In 2006, Stein formed Prize Capital to fund global competitions aimed at discovering innovative solutions in the areas of energy and the environment. Within a year, he joined the CEO of the World Bank Global Environment Facility and the senior sustainability executive of the International Finance Corporation – the for-profit arm of the World Bank – at the 2007 United Nations climate-change meeting in Bali to announce a new entity called The Earth Fund. Formed to attract investment capital for early-stage innovators, the public-private partnership is based on a model that integrates investment concepts and international prizes.

Most recently, Stein joined an E2/NRDC delegation that traveled to Costa Rica to meet with President Oscar Arias and members of his cabinet to support Costa Rica in its efforts to become the world’s first carbon-neutral country by 2021.

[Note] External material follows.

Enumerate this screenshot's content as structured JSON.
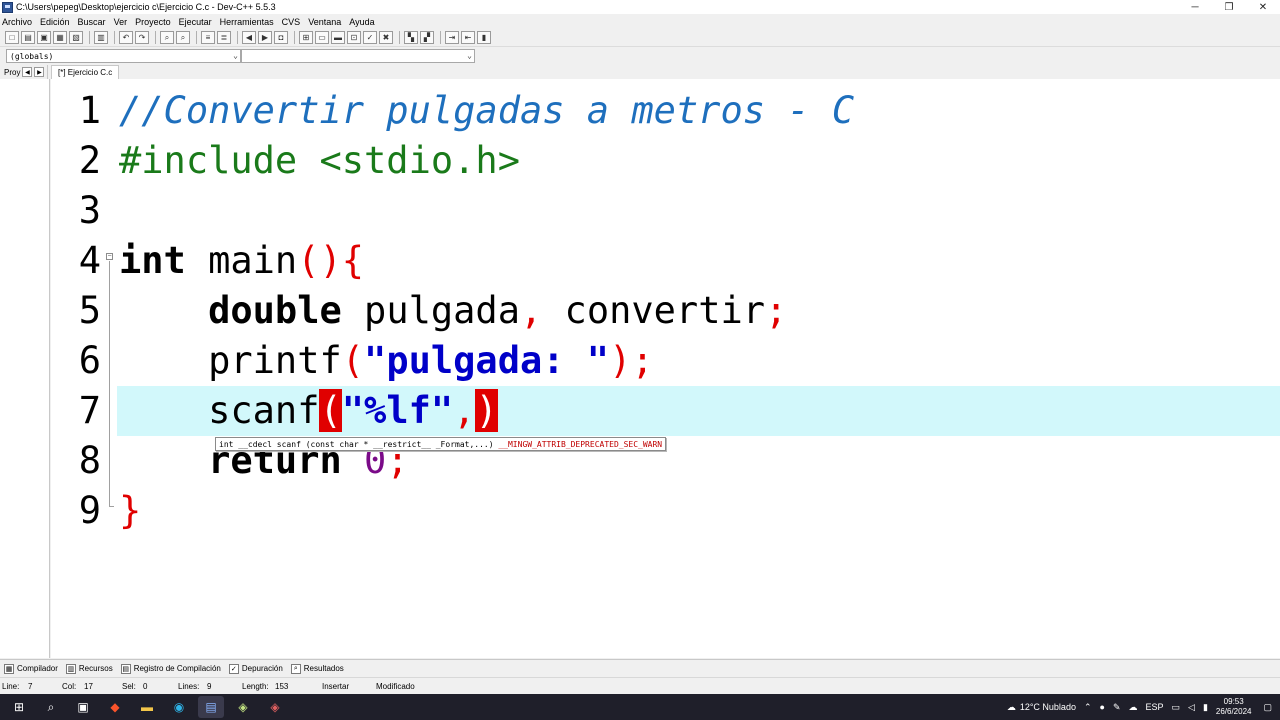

Stein has spoken at technology and investment conferences at the World Bank, the Massachusetts Institute of Technology, Oxford University, The Wharton School, Columbia University, Cornell University, UC San Diego, and on Wall Street. He has been featured in Business Week, Newsweek, The Economist, Investors Business Daily, and other national publications for his role in emerging communications technologies. His civic work includes serving as Chairman of the San Diego Stadium Authority, Chairman Emeritus of the Scripps Center for Integrative Medicine, and as a board member at Scripps Health Philanthropy Board. He has been active in Young Presidents Organization (YPO) and served as its CEO affiliate. He and June live with their three children in San Diego.